In a damning indictment of the skills of Whitehall administrators, right-wing thinktank Reform says almost all of them could be replaced with AI chatbots.
Reform, which describes itself as "An independent, non-party, charitable think tank whose mission is to set out a better way to deliver public services and economic prosperity," released a report this morning analysing the current state of the public sector workforce and outlining its recommendations for improvement. Called 'Work in progress. Towards a leaner, smarter public-sector workforce,' the report has some harsh words for the current setup, calling it "a legacy of past approaches":

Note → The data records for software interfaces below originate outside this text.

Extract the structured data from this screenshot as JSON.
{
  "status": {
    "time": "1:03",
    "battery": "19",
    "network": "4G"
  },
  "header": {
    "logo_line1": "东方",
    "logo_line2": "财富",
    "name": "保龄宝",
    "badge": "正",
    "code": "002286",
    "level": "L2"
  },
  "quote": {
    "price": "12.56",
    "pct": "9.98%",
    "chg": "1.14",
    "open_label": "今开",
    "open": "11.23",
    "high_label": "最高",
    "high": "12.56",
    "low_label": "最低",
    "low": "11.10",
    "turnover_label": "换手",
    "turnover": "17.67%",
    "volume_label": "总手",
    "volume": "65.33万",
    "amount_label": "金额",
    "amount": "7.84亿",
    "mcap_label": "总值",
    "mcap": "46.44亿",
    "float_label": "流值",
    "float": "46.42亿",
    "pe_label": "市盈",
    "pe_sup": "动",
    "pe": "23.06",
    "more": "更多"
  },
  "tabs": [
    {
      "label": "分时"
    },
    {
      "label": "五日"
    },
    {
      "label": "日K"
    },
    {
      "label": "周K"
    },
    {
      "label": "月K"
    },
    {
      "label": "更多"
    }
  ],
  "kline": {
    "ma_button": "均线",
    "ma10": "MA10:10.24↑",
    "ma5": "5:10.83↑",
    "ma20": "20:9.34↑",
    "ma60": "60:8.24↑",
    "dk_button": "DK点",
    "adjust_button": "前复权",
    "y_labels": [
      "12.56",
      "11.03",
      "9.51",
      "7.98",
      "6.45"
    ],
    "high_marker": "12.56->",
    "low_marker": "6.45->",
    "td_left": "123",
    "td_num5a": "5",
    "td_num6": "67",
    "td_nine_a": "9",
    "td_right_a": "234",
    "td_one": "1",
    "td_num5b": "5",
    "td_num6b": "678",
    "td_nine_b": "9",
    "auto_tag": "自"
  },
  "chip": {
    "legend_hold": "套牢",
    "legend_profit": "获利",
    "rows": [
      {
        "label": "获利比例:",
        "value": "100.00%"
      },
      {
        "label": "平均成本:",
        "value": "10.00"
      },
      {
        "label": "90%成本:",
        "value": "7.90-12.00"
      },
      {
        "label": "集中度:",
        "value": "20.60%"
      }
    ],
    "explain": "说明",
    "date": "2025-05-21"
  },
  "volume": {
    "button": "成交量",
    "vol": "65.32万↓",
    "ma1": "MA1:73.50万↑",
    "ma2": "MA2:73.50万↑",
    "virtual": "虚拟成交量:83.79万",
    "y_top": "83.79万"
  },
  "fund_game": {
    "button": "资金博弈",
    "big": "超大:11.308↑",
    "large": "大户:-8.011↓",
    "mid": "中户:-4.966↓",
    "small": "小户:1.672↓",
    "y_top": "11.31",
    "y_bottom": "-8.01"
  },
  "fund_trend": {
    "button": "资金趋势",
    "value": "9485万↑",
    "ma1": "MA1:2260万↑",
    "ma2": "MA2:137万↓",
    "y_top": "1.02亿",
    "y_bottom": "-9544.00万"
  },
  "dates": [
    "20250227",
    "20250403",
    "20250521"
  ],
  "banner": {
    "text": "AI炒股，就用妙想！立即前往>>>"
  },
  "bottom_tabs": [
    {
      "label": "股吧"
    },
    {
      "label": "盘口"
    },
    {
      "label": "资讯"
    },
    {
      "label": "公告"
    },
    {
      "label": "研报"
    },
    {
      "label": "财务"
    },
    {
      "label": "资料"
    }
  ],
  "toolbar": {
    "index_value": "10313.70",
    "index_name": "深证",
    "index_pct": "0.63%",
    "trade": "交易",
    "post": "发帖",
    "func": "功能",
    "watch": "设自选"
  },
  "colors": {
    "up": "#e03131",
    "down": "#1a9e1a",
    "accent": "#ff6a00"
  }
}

It is built around siloed attitudes of yesterday’s governments and fails to embrace technology and new ways of working to meet users’ needs in the most effective ways. A traditionalist mentality fails to cultivate a culture of change: mistakes are covered up, risk-aversion is rife and leaders have not built the workforce around the needs of users. That there is one receptionist for every GP should be alarming in a world in which online banking is the norm.
There's one receptionist for every GP?! Then why do they never answer the phone?

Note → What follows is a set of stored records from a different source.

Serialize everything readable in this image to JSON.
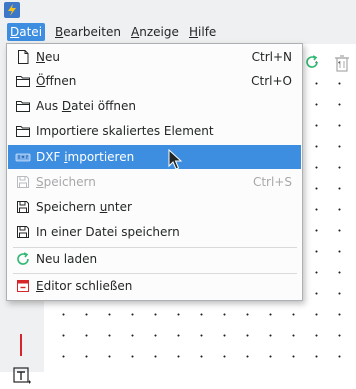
{
  "menubar": {
    "items": [
      {
        "label": "Datei",
        "mnemonic": "D",
        "rest": "atei",
        "active": true
      },
      {
        "label": "Bearbeiten",
        "mnemonic": "B",
        "rest": "earbeiten",
        "active": false
      },
      {
        "label": "Anzeige",
        "mnemonic": "A",
        "rest": "nzeige",
        "active": false
      },
      {
        "label": "Hilfe",
        "mnemonic": "H",
        "rest": "ilfe",
        "active": false
      }
    ]
  },
  "file_menu": {
    "items": [
      {
        "pre": "",
        "mnem": "N",
        "post": "eu",
        "shortcut": "Ctrl+N",
        "icon": "new-document-icon",
        "state": "normal"
      },
      {
        "pre": "",
        "mnem": "Ö",
        "post": "ffnen",
        "shortcut": "Ctrl+O",
        "icon": "folder-open-icon",
        "state": "normal"
      },
      {
        "pre": "Aus ",
        "mnem": "D",
        "post": "atei öffnen",
        "shortcut": "",
        "icon": "folder-icon",
        "state": "normal"
      },
      {
        "pre": "Importiere skaliertes Element",
        "mnem": "",
        "post": "",
        "shortcut": "",
        "icon": "folder-icon",
        "state": "normal"
      },
      {
        "pre": "DXF ",
        "mnem": "i",
        "post": "mportieren",
        "shortcut": "",
        "icon": "dxf-icon",
        "state": "highlight"
      },
      {
        "pre": "",
        "mnem": "S",
        "post": "peichern",
        "shortcut": "Ctrl+S",
        "icon": "save-icon",
        "state": "disabled"
      },
      {
        "pre": "Speichern ",
        "mnem": "u",
        "post": "nter",
        "shortcut": "",
        "icon": "save-as-icon",
        "state": "normal"
      },
      {
        "pre": "In einer Datei speichern",
        "mnem": "",
        "post": "",
        "shortcut": "",
        "icon": "save-copy-icon",
        "state": "normal"
      },
      {
        "pre": "Neu laden",
        "mnem": "",
        "post": "",
        "shortcut": "",
        "icon": "reload-icon",
        "state": "normal"
      },
      {
        "pre": "",
        "mnem": "E",
        "post": "ditor schließen",
        "shortcut": "",
        "icon": "close-window-icon",
        "state": "normal"
      }
    ]
  },
  "colors": {
    "highlight": "#3d8ee0",
    "menubar_bg": "#eff0f1",
    "disabled_text": "#a6a8ab",
    "reload_green": "#2eb872",
    "close_red": "#d6262a"
  }
}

The report goes on to recommend that:
Public services should deliver outcomes that matter to users, and meet expectations of interacting via technology. This approach would see services designed around users and render at least 248,860 administrative roles redundant. The accuracy of decision making can be further improved by using artificial intelligence to make healthcare decisions and by understanding why mistakes that, for example, cause 10 per cent of hospital patients to suffer from medical error, are made.
Somewhat sadly, it also says that the public sector should be looking to the so-called "gig economy" for a better way of working. The Guardian reports that the accompanying press release contains the inflammatory line "Public services can become the next Uber, using the gig economy to employ locum doctors and supply teachers." Personally, I'd rather my surgeon didn't ask for the postcode to my kidneys. [Reform via The Guardian]
Deeply alarming main image: Pixabay